What needs to be done ▸ Search the entries for the word "title" and pull out each line that has it.

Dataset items
>>>>>
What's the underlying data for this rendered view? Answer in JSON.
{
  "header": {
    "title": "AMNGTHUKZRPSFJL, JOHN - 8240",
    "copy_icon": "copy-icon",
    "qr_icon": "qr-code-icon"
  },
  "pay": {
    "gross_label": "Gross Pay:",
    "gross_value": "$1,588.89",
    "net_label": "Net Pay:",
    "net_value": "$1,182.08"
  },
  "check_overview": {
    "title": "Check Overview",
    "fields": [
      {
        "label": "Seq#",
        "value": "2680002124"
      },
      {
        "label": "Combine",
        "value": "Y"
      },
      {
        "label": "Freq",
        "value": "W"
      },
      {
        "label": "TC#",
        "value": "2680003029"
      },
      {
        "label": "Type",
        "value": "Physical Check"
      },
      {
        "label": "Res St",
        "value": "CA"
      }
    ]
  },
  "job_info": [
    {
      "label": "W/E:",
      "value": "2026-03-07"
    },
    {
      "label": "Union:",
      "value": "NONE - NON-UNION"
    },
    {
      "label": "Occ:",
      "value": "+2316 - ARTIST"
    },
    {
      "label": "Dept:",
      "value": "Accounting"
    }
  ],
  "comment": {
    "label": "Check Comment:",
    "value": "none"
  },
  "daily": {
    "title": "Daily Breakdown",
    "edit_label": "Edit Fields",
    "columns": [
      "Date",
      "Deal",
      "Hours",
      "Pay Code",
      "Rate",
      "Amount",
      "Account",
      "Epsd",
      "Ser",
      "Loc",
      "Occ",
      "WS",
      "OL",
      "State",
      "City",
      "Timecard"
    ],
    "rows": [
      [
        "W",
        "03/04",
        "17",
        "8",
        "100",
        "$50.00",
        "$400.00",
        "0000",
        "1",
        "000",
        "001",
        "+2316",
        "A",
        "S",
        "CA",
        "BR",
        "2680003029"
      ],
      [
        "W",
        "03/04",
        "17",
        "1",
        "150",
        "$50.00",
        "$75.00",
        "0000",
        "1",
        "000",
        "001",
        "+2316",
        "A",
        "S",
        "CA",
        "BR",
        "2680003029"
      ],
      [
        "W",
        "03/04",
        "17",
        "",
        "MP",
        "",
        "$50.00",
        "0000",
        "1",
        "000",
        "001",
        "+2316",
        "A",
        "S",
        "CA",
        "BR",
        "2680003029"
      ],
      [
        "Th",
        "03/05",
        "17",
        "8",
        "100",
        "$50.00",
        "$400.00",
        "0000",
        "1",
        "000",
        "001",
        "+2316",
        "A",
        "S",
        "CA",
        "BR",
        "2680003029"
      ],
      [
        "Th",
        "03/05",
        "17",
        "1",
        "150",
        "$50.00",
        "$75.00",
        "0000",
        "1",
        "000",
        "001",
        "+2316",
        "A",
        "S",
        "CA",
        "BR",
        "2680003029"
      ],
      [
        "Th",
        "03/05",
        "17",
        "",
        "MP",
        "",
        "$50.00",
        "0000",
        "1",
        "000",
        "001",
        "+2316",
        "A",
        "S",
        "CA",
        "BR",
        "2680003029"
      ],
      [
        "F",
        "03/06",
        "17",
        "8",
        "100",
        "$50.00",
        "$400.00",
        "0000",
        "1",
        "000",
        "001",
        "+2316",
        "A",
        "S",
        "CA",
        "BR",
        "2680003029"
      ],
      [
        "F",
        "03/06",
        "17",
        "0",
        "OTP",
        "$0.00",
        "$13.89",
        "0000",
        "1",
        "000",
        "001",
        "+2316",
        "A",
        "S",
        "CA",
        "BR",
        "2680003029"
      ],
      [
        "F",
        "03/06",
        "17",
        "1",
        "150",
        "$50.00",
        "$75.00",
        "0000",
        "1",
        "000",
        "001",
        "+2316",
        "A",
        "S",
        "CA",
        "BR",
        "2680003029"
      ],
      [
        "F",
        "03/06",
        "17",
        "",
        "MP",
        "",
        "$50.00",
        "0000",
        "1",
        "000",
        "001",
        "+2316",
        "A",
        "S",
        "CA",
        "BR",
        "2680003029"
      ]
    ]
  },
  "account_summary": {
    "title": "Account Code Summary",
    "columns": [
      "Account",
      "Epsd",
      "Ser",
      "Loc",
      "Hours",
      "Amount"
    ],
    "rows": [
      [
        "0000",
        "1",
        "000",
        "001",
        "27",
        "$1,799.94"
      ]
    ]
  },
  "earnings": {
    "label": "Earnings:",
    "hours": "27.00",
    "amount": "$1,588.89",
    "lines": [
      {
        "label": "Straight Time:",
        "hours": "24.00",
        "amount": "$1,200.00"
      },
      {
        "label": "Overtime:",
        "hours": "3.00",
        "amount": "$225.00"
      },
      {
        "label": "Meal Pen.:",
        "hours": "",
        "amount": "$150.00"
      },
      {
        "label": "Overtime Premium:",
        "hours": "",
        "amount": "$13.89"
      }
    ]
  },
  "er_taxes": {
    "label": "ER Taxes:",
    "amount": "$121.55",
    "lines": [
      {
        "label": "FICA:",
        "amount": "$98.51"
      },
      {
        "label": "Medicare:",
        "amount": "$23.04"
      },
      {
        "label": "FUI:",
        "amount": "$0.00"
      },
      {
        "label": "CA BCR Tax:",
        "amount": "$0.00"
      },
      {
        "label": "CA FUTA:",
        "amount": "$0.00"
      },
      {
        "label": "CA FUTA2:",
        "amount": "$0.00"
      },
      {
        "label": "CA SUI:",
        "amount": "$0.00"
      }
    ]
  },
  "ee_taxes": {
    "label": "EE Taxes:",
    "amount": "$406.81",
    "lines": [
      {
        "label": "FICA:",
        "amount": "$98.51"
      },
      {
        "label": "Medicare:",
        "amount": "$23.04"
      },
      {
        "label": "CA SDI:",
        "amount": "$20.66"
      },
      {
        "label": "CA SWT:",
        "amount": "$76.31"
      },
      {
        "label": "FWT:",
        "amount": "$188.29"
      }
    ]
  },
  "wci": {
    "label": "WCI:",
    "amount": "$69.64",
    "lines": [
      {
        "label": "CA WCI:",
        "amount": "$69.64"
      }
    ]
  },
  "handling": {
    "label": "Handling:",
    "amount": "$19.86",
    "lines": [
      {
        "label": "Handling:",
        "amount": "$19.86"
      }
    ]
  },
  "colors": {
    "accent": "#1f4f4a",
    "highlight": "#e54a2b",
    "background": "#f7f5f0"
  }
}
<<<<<
Task answer ▸
    "title": "AMNGTHUKZRPSFJL, JOHN - 8240",
    "title": "Check Overview",
    "title": "Daily Breakdown",
    "title": "Account Code Summary",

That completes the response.